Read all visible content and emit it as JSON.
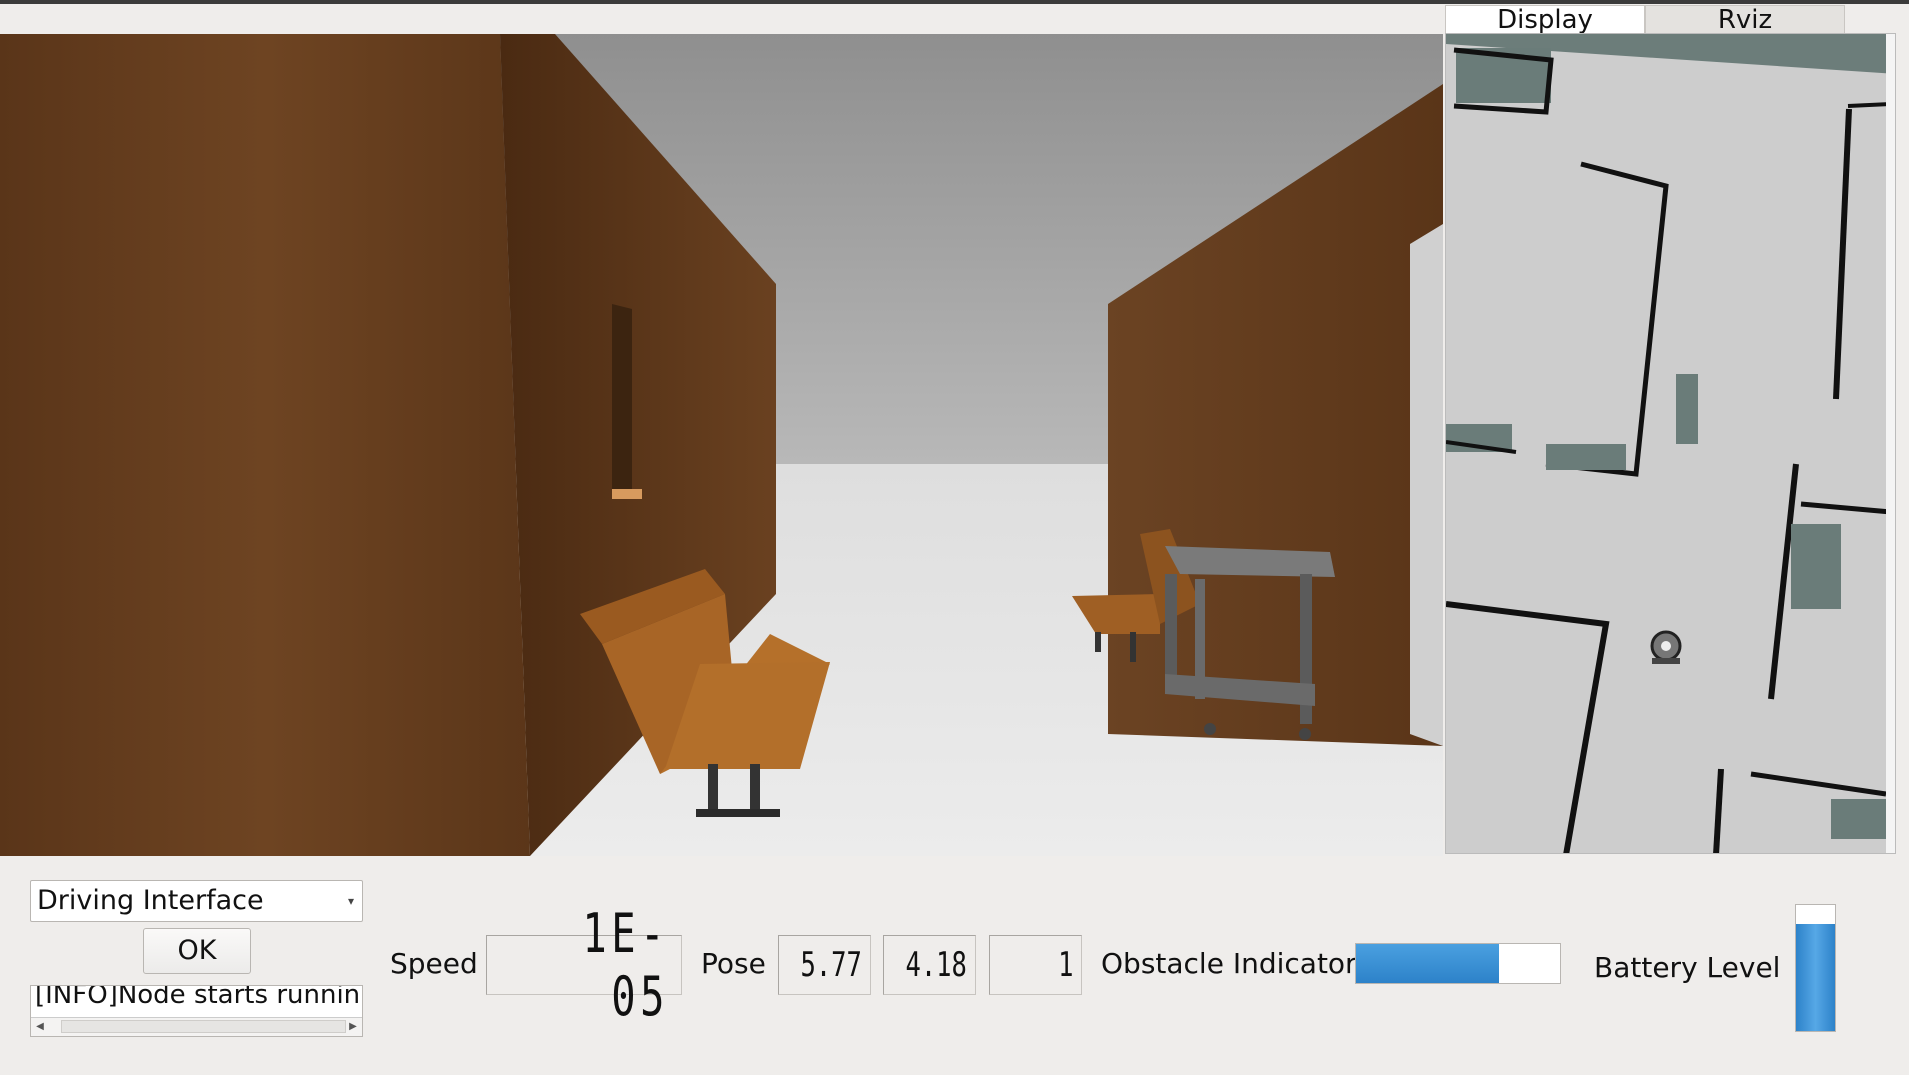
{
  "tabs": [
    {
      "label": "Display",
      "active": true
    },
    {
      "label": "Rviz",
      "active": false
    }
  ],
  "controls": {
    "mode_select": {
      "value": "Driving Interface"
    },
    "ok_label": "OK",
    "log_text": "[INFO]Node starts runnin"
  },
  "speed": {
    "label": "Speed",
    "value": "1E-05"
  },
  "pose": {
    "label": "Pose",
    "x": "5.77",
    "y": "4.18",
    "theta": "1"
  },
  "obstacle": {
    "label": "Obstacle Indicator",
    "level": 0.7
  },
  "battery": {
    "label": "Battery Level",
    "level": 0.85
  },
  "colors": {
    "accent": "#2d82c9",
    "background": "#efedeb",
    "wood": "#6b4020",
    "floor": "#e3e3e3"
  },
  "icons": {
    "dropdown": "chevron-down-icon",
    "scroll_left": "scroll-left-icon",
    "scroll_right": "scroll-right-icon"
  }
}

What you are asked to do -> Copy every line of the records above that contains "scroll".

Your response ->
    "scroll_left": "scroll-left-icon",
    "scroll_right": "scroll-right-icon"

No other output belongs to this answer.